So as I say, we were walking from there toward the Strada Nova, wending through the mid-morning traffic. A man overtook us.
“Ciao Lino,” he said as he passed, without stopping.
And he was gone.
“That man used to be a national rowing champion,” Lino said. By “rowing” he was referring to canottaggio, or what is also called here “English-style rowing.” This is a sport with a glorious history of Venetian athletes but which now barely survives, due to the inexorable increase of motondoso, by eating tree bark and licking dew-dripping leaves. So to speak. So a national champion from Venice is not to be taken lightly.
“His son also rowed,” Lino continued.
“One day they (the Italian Olympic committee) contacted his son and invited him to join the national Olympic team. No tests, no trials, no eliminations. Just like that. He was that good.

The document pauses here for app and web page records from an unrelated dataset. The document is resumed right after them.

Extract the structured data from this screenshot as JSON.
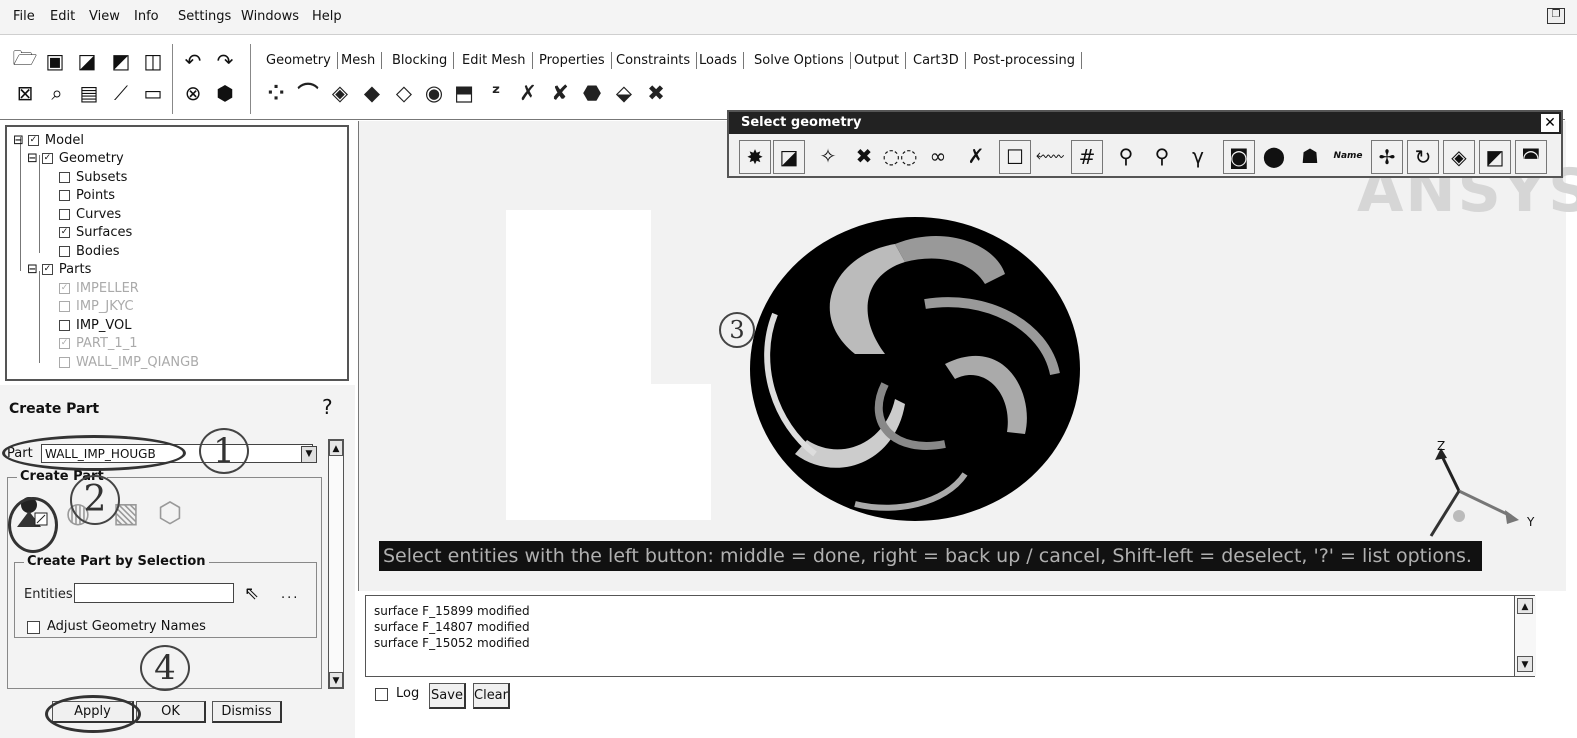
{
  "menu": [
    "File",
    "Edit",
    "View",
    "Info",
    "Settings",
    "Windows",
    "Help"
  ],
  "tabs": [
    "Geometry",
    "Mesh",
    "Blocking",
    "Edit Mesh",
    "Properties",
    "Constraints",
    "Loads",
    "Solve Options",
    "Output",
    "Cart3D",
    "Post-processing"
  ],
  "tree": {
    "model": "Model",
    "geometry": "Geometry",
    "subsets": "Subsets",
    "points": "Points",
    "curves": "Curves",
    "surfaces": "Surfaces",
    "bodies": "Bodies",
    "parts": "Parts",
    "part_items": [
      "IMPELLER",
      "IMP_JKYC",
      "IMP_VOL",
      "PART_1_1",
      "WALL_IMP_QIANGB"
    ]
  },
  "create_part": {
    "title": "Create Part",
    "part_label": "Part",
    "part_value": "WALL_IMP_HOUGB",
    "group_label": "Create Part",
    "by_selection_label": "Create Part by Selection",
    "entities_label": "Entities",
    "adjust_label": "Adjust Geometry Names",
    "apply": "Apply",
    "ok": "OK",
    "dismiss": "Dismiss"
  },
  "select_geometry": {
    "title": "Select geometry",
    "name_button": "Name"
  },
  "viewport": {
    "status": "Select entities with the left button: middle = done, right = back up / cancel, Shift-left = deselect, '?' = list options.",
    "axis_z": "Z",
    "axis_y": "Y"
  },
  "messages": [
    "surface F_15899 modified",
    "surface F_14807 modified",
    "surface F_15052 modified"
  ],
  "message_controls": {
    "log": "Log",
    "save": "Save",
    "clear": "Clear"
  },
  "callouts": [
    "1",
    "2",
    "3",
    "4"
  ]
}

“And his son said, ‘Nah. Not interested.’ Nobody could make him care. So he didn’t go.”
“His father must have lost his mind.”
“You can imagine.”